    Remembering that I'll be dead soon is the most important tool I've ever encountered to help me make the big choices in life. Because almost everything — all external expectations, all pride, all fear of embarrassment or failure - these things just fall away in the face of death, leaving only what is truly important. Remembering that you are going to die is the best way I know to avoid the trap of thinking you have something to lose. You are already naked. There is no reason not to follow your heart.

    About a year ago I was diagnosed with cancer. I had a scan at 7:30 in the morning, and it clearly showed a tumor on my pancreas. I didn't even know what a pancreas was. The doctors told me this was almost certainly a type of cancer that is incurable, and that I should expect to live no longer than three to six months. My doctor advised me to go home and get my affairs in order, which is doctor's code for prepare to die. It means to try to tell your kids everything you thought you'd have the next 10 years to tell them in just a few months. It means to make sure everything is buttoned up so that it will be as easy as possible for your family. It means to say your goodbyes.

    I lived with that diagnosis all day. Later that evening I had a biopsy, where they stuck an endoscope down my throat, through my stomach and into my intestines, put a needle into my pancreas and got a few cells from the tumor. I was sedated, but my wife, who was there, told me that when they viewed the cells under a microscope the doctors started crying because it turned out to be a very rare form of pancreatic cancer that is curable with surgery. I had the surgery and I'm fine now.

    This was the closest I've been to facing death, and I hope it's the closest I get for a few more decades. Having lived through it, I can now say this to you with a bit more certainty than when death was a useful but purely intellectual concept:

    No one wants to die. Even people who want to go to heaven don't want to die to get there. And yet death is the destination we all share. No one has ever escaped it. And that is as it should be, because Death is very likely the single best invention of Life. It is Life's change agent. It clears out the old to make way for the new. Right now the new is you, but someday not too long from now, you will gradually become the old and be cleared away. Sorry to be so dramatic, but it is quite true.

    Your time is limited, so don't waste it living someone else's life. Don't be trapped by dogma — which is living with the results of other people's thinking. Don't let the noise of others' opinions drown out your own inner voice. And most important, have the courage to follow your heart and intuition. They somehow already know what you truly want to become. Everything else is secondary.

    When I was young, there was an amazing publication called The Whole Earth Catalog, which was one of the bibles of my generation. It was created by a fellow named Stewart Brand not far from here in Menlo Park, and he brought it to life with his poetic touch. This was in the late 1960's, before personal computers and desktop publishing, so it was all made with typewriters, scissors, and polaroid cameras. It was sort of like Google in paperback form, 35 years before Google came along: it was idealistic, and overflowing with neat tools and great notions.
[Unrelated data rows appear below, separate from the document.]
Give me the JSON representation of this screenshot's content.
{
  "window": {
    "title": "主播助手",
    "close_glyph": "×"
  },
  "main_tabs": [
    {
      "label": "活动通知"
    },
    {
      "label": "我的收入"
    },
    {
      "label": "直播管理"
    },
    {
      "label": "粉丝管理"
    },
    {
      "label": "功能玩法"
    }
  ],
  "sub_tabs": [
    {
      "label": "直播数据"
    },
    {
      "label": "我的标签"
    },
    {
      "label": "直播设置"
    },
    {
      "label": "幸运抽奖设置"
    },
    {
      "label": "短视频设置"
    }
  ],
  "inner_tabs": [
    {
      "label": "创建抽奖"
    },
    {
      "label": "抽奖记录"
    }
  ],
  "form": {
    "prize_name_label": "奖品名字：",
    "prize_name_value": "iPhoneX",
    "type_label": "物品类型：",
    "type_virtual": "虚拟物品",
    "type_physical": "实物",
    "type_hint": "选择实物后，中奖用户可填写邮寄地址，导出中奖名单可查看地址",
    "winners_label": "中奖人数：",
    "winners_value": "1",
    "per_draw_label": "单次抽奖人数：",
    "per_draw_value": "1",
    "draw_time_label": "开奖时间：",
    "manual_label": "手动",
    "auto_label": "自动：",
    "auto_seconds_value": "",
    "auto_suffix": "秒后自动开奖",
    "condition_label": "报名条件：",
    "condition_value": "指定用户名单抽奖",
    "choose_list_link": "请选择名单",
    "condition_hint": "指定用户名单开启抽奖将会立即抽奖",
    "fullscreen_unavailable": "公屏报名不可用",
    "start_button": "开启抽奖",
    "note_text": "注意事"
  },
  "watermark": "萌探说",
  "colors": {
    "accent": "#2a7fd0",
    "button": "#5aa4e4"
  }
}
    Stewart and his team put out several issues of The Whole Earth Catalog, and then when it had run its course, they put out a final issue. It was the mid-1970s, and I was your age. On the back cover of their final issue was a photograph of an early morning country road, the kind you might find yourself hitchhiking on if you were so adventurous. Beneath it were the words: "Stay Hungry. Stay Foolish." It was their farewell message as they signed off. Stay Hungry. Stay Foolish. And I have always wished that for myself. And now, as you graduate to begin anew, I wish that for you.

    Stay Hungry. Stay Foolish.

    Thank you all very much.